Kwesi Firempong 1 

Kwesi Firempong
MA Ed Lifelong Learning, 2014

 

“The professors in the program are wonderful and engaging with an open and supportive 
style. They give you the latitude to explore the ideas that are important to you.”


A Passion for Teaching and Learning 


“It was the draw of the Atlantic ocean that brought me to Halifax,” recalls Kwesi Firempong. Originally from Ghana, Kwesi is part of the Africentric Cohort of the Graduate Studies in Lifelong Learning Program.


His passion for learning is evident in his diverse educational path that encompasses undergraduate work in both Arts and Sciences at various universities. A passion for helping others learn led him to a job   with the Nova Scotia Community College’s Adult Learning Program where he delivers courses in Math, Physics and Chemistry to adult learners. He also regularly tutors young people, in conjunction with the Black Educator’s Association.


It was through reflecting on the role of education and a desire to make a difference in the lives of adult learners that drew him to graduate studies at the Mount. “Studies in Lifelong Learning, as a discipline, is so practical in terms of its application,” says Firempong, whose own learning through his graduate courses and exposure to critical race theory, have opened up a world of possibilities for research and inquiry.


Teaching Social Justice


Kwesi defended his thesis in April 2014. Several of his classmates attended his defence to support their classmate, and to learn more about his fascinating topic: Kwesi’s thesis explores how a historic 1968 visit of delegates from the Black Panther Party to Halifax impacted African Nova Scotian activism for social justice. 

 

KwesiHe incorporates an Arts-informed apporach in his thesis. This approach led him to write a play based on his research into this pivotal movement in activisim and social justice in Halifax. As a culmination of his studies, he will stage a theatre production of his play.

 

At the Fall convocation Kwesi was awarded the 2014 Graduate Thesis award for his thesis: The Panthers are Coming: Analyzing the Impact of the 1968 Black Panther Party's Visit to Halifax on African Nova Scotian Activism for Equality and Social Justice. Kwesi is currently enrolled in a Doctorate in Education at York University.  Pictured with Kwesi is Dr. Susie Brigham (thesis supervisor), Dr. Ardra Cole (not shown in picture) was also a member of Kwesi's thesis committee.

 

 

Social justice and its relationship to education are important to Kewsi’s work and his career goals.
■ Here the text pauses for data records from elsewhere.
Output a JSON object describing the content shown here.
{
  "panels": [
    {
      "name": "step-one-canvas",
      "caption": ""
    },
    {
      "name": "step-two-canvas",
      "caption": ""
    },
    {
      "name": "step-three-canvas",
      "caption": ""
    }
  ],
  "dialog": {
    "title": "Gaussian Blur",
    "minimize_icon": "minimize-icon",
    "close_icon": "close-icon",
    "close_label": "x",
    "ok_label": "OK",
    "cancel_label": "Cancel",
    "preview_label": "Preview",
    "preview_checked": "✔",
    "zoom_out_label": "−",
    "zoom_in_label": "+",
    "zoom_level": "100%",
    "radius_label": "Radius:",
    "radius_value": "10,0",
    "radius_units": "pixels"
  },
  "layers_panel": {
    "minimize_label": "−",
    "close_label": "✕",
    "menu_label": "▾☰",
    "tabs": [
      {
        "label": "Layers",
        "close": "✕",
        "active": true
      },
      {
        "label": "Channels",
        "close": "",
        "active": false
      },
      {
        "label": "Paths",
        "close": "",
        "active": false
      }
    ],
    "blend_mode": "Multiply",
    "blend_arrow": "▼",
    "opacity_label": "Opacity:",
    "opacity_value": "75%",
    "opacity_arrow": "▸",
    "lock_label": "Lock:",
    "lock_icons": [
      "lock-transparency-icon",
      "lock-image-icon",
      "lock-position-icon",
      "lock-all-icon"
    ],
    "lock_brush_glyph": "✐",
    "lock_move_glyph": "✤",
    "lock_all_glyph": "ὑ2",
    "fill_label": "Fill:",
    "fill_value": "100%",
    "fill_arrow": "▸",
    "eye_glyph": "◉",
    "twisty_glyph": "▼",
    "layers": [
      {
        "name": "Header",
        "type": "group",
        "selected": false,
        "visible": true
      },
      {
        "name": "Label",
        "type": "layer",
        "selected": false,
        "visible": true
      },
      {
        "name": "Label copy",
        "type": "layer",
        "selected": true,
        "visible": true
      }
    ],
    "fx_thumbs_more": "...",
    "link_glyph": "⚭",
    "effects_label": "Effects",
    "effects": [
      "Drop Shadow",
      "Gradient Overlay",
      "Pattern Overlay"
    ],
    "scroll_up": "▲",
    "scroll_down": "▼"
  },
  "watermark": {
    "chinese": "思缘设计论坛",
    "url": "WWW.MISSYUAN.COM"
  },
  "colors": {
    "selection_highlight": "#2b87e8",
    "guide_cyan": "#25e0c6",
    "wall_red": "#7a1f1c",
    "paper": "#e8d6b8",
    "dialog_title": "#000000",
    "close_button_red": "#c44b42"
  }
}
He aspires to pursue doctoral studies, and his potential PhD interests include exploring achievement gaps based on racial differences, investigating what methods are best suited to reach specific groups of adult learners.

 

“The professors in the program are wonderful and engaging with an open and supportive style,” says Kwesi, reflecting on his GSLL experience so far. “They give you the latitude to explore the ideas that are important to you. I’ve had the opportunity to forge relationships and connect with people who have become mentors.” The Africentric Cohort, he notes, has also resulted in a better understanding of the African Nova Scotian experience and race relations in Nova Scotia.

 

“The Graduate Studies in Lifelong Learning Program will help toward gaining credibility in academia so I can continue on to do my PhD, teach in university, and continue to make a difference.”